After everyone spoke, I decided it was picture time. With my dad at my side, with a five dollar disposable camera from Wal-Mart, we headed toward the stage. I had already met and had my picture taken with Leslie Byrne and Creigh Deeds, so I decided to see who else would pose for a quick picture.

We walked up to Tim Kaine first. He remembered my name (I lost my name tag somewhere), and called my high school by name, too. Well, that was neat. He was happy to get a picture, and I wished him luck in November, and made my way toward Rick Boucher.

I never realized how nice a guy Rick Boucher is. He was happy to get a picture with me, and we talked about stem cell research (I'm a diabetic) and agriculture (from a long line of farmers) for a few minutes. My dad called him Rick and and acted like he had known him for years. Just an all around nice guy.

The last person I was hoping to get a picture with, Mark Warner, was standing about ten feet from me, down in the grass. We went down there, and waited about five or so minutes. Similar to how I never realized how nice Boucher was, I never knew how tall Mark Warner is. I'm 6'4", and he is at least as tall as I am, but looked taller, since he's fairly skinny (whereas I'm...not). He was extremely friendly, posed for a picture, then talked a minute or two about how George Bush had screwed America up ("It's a pretty big mess.").

My Dad and I then made our way toward the exit, where we found my Mom and sister talking to Phillip Puckett (a family friend from back when he was in elementary school with my late aunt). He had found them a big sign for my uncle's yard, which is positioned in a nice, high visibility area between Hansonville and Castlewood.

Overall, I had a really great time.

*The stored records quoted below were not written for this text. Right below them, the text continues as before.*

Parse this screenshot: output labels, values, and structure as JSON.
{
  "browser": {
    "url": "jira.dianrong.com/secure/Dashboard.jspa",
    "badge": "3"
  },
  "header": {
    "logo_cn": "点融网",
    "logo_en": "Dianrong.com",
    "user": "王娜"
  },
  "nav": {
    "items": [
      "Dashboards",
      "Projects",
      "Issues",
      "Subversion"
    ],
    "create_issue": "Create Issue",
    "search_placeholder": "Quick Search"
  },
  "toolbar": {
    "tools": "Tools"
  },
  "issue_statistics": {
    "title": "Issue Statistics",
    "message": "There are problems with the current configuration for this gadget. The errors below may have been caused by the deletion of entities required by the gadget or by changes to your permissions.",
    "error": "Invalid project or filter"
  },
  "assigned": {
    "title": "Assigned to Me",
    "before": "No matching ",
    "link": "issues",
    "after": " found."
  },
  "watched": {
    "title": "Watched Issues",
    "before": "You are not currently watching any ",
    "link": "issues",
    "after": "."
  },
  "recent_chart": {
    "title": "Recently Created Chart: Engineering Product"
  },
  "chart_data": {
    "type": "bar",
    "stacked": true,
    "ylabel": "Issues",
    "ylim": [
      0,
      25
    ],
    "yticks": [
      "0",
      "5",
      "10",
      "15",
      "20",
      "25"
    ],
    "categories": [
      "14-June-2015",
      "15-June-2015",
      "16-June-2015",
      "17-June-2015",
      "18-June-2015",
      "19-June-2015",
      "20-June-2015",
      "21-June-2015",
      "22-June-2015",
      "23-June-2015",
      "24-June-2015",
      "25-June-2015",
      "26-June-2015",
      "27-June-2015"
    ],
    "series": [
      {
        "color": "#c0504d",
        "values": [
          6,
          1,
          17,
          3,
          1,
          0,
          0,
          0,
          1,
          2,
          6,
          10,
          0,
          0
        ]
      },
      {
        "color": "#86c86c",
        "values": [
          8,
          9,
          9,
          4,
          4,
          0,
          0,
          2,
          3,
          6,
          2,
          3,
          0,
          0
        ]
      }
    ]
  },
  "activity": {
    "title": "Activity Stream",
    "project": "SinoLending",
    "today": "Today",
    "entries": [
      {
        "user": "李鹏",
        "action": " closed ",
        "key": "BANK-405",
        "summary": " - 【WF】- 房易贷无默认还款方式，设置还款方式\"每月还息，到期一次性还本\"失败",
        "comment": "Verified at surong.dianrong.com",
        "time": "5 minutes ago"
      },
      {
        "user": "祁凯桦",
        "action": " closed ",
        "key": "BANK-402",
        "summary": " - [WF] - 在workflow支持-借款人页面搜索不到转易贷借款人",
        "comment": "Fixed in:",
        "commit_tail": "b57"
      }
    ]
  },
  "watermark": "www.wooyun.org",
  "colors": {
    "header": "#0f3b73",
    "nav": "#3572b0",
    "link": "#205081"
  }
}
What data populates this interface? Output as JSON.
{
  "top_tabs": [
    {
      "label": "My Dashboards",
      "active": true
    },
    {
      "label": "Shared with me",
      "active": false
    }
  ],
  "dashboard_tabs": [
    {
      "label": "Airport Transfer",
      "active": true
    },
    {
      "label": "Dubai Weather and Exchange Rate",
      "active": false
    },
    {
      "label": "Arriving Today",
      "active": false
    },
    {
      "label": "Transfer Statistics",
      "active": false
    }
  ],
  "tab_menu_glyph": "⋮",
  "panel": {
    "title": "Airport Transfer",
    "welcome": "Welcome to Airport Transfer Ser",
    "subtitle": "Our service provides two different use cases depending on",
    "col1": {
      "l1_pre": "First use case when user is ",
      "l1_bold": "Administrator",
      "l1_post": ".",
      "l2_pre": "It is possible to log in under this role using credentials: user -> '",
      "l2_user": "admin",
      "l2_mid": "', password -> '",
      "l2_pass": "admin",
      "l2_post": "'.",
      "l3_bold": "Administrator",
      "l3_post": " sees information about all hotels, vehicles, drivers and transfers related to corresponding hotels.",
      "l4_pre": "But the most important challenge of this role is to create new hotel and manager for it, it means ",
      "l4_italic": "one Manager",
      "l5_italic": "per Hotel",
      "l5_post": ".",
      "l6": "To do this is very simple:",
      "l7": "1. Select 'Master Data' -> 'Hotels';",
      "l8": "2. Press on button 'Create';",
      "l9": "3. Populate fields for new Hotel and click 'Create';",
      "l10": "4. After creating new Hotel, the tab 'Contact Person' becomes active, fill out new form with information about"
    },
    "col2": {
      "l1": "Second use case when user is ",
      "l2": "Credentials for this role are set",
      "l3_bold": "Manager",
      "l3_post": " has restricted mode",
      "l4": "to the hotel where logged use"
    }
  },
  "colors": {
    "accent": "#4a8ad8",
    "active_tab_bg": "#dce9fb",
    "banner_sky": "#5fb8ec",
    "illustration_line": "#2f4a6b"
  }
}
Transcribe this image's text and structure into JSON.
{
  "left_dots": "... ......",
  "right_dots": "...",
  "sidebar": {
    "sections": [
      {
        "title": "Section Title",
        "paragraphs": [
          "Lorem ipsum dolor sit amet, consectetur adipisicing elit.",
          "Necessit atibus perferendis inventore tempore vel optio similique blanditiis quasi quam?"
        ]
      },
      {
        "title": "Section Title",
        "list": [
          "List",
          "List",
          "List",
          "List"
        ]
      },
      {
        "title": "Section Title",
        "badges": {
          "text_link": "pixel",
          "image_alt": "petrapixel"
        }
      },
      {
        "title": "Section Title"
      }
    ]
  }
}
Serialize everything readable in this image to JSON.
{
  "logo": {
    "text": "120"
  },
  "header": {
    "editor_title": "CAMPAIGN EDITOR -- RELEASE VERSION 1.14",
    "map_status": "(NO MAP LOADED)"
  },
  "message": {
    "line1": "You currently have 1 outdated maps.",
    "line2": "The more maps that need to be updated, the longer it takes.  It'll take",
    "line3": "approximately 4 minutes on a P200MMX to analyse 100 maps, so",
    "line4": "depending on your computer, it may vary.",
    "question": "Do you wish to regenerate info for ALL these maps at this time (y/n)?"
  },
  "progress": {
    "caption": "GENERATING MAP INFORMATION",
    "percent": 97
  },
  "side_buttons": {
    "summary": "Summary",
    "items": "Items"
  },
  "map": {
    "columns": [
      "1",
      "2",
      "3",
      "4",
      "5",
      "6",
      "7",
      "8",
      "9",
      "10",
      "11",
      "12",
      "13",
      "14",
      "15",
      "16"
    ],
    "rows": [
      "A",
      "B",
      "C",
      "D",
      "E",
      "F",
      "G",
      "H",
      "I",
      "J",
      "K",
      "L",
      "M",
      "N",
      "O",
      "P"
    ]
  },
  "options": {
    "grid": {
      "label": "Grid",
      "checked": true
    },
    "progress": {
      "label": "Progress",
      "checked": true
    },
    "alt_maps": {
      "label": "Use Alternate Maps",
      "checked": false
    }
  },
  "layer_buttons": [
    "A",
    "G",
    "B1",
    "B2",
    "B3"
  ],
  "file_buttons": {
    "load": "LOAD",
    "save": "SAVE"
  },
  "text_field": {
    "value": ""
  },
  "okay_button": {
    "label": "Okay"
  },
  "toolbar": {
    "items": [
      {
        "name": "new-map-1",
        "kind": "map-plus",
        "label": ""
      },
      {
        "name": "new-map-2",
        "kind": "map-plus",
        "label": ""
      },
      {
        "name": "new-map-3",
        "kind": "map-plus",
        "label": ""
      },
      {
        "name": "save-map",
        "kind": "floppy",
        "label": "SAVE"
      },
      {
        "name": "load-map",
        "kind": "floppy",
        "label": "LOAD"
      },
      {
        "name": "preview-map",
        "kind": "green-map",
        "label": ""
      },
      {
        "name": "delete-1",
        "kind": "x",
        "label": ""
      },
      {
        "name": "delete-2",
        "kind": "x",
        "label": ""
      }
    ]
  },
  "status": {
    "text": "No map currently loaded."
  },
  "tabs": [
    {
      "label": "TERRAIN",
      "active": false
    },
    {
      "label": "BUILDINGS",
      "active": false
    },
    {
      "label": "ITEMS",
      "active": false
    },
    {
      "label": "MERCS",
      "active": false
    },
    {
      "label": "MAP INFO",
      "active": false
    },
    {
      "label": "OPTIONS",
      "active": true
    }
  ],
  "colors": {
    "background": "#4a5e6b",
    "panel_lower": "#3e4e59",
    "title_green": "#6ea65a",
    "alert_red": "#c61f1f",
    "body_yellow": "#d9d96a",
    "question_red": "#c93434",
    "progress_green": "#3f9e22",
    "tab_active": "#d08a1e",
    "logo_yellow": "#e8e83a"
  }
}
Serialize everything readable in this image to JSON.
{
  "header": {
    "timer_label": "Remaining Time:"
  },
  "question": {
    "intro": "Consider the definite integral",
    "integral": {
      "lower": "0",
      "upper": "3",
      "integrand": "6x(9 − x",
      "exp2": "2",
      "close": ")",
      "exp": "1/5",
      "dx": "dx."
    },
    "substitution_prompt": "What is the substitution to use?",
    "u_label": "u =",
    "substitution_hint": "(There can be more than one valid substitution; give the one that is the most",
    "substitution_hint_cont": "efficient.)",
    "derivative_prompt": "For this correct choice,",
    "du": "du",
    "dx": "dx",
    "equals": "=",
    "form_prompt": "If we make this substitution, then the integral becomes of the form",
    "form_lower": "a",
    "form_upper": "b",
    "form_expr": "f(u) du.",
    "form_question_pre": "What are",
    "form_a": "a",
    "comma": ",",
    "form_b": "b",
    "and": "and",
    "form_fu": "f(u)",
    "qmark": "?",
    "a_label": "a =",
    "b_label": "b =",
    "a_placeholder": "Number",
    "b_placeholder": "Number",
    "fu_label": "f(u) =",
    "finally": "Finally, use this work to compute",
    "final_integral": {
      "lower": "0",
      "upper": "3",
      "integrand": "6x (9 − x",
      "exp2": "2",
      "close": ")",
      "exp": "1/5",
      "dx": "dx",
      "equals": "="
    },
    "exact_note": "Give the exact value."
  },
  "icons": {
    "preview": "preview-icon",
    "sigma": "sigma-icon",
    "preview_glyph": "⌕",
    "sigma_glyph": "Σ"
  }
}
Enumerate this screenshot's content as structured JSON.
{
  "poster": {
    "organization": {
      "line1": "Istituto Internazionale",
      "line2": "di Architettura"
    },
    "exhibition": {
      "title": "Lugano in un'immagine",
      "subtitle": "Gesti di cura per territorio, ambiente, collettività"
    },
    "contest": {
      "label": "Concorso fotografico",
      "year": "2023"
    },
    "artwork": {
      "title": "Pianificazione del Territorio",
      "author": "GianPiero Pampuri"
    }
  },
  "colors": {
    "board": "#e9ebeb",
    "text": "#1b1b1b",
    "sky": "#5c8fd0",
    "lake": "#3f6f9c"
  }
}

So did my family. I'm looking forward to the 2006 picnic.

We got a whole bunch of pictures, of which I'll post a few (along with the pictures from the Highlands Festival with Russ Potts from August) when I get them developed.

SUPREME COURT
Okay, no big Chief Justice coverage from me. Bush has nominated John Roberts to be Chief Justice, rather than just Associate Justice.

But never fear, I'll be covering later tonight potential nominees to replace Sandra Day O'Connor!

Neal

2 comments:

Brian Patton said...

Sounds like we were in the same areas. We probably walked right by each other and didn't even know it. :)

Keep up the great work, Neal.

Neal said...

Thanks Brian.

I have a sneaking suspicion I was standing directly behind you in line, waiting for the barbecue.